As the war dragged on, however, Lincoln realized that freeing the slaves and preserving the Union were inseparable issues. Lincoln informed his cabinet of his plan to issue emancipation for the slaves in summer 1862, but was advised to wait for a Union army victory. When victory came, he pulled the proclamation out of his desk drawer. In his message to Congress in December 1862, he explained his actions: “In giving freedom to the slave, we assure freedom to the free—honorable alike in what we give, and what we preserve.”

Lincoln signed the Emancipation Proclamation on January 1, 1863. It stated that from that date “all persons held as slaves within any state or states, wherein the constitutional authority of the United States shall not then be practically recognized…shall then, thenceforward, and forever, be free.” Criticism came from within his own party. Conservative Republicans thought it was too radical, while the radicals complained that the proclamation only freed slaves in Southern states that the Union army had no authority to help.

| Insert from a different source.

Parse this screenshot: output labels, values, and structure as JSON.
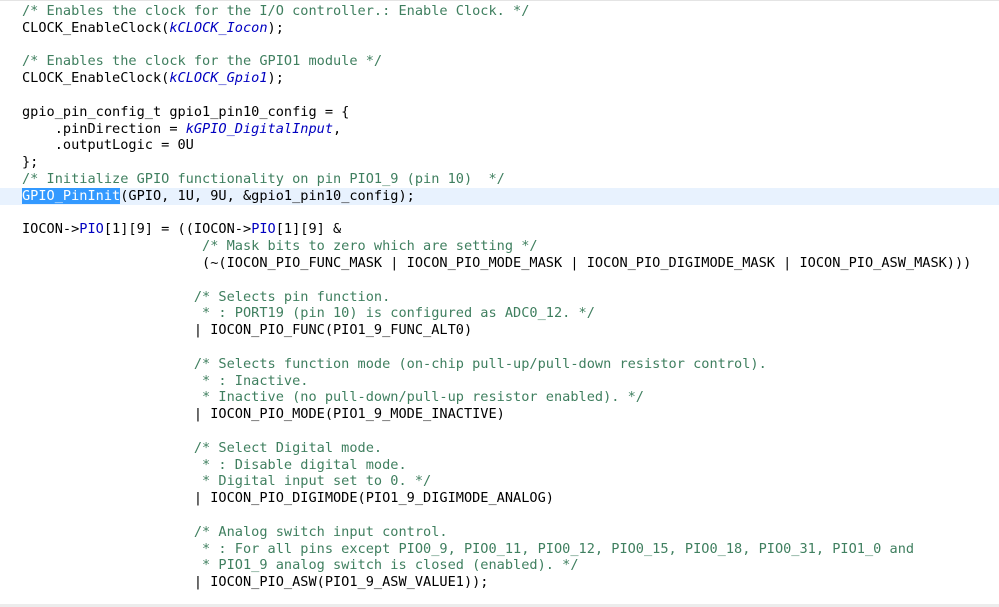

In the military, some soldiers resented having to fight a war for the slaves and others did not want blacks to have the opportunity to join the Union army. Lincoln, however, felt that the former slaves had a stake in fighting for their freedom.  He was also impressed by the abilities of black troops on the battlefield. He wrote that when peace came, “there will be some black men who can remember that, with silent tongue, and clenched teeth, and steady eye, and well-poised bayonet, they have helped mankind on to this great consummation [eliminating slavery and saving the Union]; while…there will be some white ones unable to forget that, with malignant heart, and deceitful speech, they have strove to hinder it.” In just a few years, Lincoln transformed from a politician who wanted little to do with the issue of slavery, to a statesman who wanted to destroy it.